“The Cystinosis Research Foundation and all of the scientists and doctors they’ve funded have decided they want to find a cure — and it finally feels like we may be getting close,” said David Clarke.

It takes a village

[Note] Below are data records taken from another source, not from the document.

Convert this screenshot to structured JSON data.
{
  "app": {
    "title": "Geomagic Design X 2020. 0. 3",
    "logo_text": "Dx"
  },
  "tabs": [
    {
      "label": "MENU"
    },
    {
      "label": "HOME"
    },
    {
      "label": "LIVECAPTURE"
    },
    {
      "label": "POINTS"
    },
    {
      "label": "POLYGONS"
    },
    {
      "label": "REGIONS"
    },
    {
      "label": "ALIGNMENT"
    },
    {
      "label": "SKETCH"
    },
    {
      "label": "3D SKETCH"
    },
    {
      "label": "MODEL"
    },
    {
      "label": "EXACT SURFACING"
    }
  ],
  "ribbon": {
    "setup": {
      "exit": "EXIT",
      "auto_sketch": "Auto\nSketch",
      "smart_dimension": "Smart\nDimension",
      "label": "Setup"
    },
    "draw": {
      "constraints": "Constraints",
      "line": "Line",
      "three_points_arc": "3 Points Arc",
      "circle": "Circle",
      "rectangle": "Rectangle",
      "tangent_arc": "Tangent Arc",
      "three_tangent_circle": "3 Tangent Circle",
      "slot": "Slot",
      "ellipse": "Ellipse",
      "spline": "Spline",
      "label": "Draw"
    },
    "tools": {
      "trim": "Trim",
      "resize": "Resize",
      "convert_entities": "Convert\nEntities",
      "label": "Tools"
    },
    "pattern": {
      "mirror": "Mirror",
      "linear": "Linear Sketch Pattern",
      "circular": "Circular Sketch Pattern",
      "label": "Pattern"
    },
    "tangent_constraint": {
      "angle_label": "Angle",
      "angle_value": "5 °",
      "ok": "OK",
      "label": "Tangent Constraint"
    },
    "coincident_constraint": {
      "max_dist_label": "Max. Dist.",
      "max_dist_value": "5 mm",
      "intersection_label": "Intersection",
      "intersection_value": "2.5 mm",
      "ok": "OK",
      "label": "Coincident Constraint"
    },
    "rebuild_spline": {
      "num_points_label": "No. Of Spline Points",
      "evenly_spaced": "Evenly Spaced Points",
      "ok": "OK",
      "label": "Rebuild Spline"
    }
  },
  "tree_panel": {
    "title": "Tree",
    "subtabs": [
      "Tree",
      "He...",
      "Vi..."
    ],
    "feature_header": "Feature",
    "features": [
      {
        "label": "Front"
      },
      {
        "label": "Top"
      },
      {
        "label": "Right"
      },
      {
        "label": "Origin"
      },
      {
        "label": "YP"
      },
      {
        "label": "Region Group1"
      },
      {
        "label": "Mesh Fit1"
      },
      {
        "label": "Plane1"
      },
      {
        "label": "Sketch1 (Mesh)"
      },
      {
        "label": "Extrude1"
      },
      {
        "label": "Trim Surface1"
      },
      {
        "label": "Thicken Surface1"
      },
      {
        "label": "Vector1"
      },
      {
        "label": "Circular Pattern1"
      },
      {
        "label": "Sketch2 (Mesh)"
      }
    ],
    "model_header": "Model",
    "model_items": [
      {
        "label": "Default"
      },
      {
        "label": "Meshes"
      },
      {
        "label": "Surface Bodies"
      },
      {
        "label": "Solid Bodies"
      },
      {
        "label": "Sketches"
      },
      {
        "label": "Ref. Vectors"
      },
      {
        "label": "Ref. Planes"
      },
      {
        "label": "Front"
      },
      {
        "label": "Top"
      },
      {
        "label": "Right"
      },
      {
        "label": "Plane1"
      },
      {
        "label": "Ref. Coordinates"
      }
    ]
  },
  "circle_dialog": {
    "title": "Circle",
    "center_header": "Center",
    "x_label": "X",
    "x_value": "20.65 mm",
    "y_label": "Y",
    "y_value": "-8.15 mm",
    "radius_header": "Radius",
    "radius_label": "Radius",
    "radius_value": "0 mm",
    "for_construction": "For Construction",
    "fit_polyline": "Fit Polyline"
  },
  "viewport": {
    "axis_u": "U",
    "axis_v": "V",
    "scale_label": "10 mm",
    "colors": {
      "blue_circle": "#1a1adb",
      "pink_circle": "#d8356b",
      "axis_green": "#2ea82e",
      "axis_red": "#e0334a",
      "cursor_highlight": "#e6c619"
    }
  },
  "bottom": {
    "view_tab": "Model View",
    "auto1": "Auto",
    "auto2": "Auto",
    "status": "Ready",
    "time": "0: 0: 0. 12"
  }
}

Cherqui’s pre-clinical studies have been possible because of the continued support from the Cystinosis Research Foundation and the National Institutes of Health. The Cystinosis Research Foundation’s latest award to Cherqui, and a $5.2 million grant she recently received from the California Institute for Regenerative Medicine (CIRM), will now help make the FDA-required safety studies for autologous stem cell therapy possible. Cherqui said support from the Sanford Stem Cell Clinical Center at UC San Diego Health was also crucial — they provide important resources for any basic researcher who needs expert help on how to move a potential therapy out of the lab and into the hospital. In addition, the CIRM-funded Alpha Stem Cell Clinic at UC San Diego Health is helping Cherqui remove barriers to the complex clinical trial of her stem cell therapy, which is expected to take place at UC San Diego in the near future.

Cherqui works closely with clinicians, too. Last year, she created the Cystinosis Stem Cell and Gene Therapy Consortium to bring together the various medical specialties that treat all of the organ systems affected by cystinosis.

The consortium includes gastroenterologist Dohil, pediatrician and clinical genetics researcher Bruce Barshop, MD, PhD (who Nancy describes as the person who knows the most in the world about measuring cystine levels), nephrologists Nadine Benador, MD, Robert Mak, MD PhD, pediatric neurologist Doris Trauner, MD, endocrinologist Susan Phillips, MD, ophthalmologist Eric Nudleman, MD, PhD, and  bone marrow transplant expert Edward (Ted) Ball, MD, all at UC San Diego Health. Also involved are gene therapy expert Donald Kohn, MD, at UC Los Angeles, nephrologist Paul Grimm, MD, at Stanford University, and of course Nancy as patient advocate. (Schneider, who first developed cysteamine as a treatment for cystinosis, is now retired.)

“We’re so lucky we have all of these experts here at UC San Diego, especially now that we need to test all organ functions in cystinosis patients before and after autologous stem cell transplantation to know if this therapy works,” Cherqui said.

Today, at age 25, Natalie Stack is an independent adult beginning her career in social work — something she doesn’t think she could’ve accomplished before Procysbi, the 12-hour medication. Her mother, Nancy, said she has a huge heart and compassion for all types of people in need, likely because of all that she’s been through in her own life.

Recently, Natalie shared her story with guests at the Cystinosis Research Foundation’s annual fundraising event, where she said, “Cystinosis challenges me every day to be the best I can be, and though some days are just unbearable, every day I start anew and I think of all the love and happiness in my life… Although this disease can be exhausting, overwhelming and downright depressing, we always have [this community] to lean on."


To learn more about the featured medical specialties, please visit:

Family Medicine

Nephrology

Ophthalmology and Eye Care

Pediatric and Adolescent Medicine

Sanford Stem Cell Clinical Center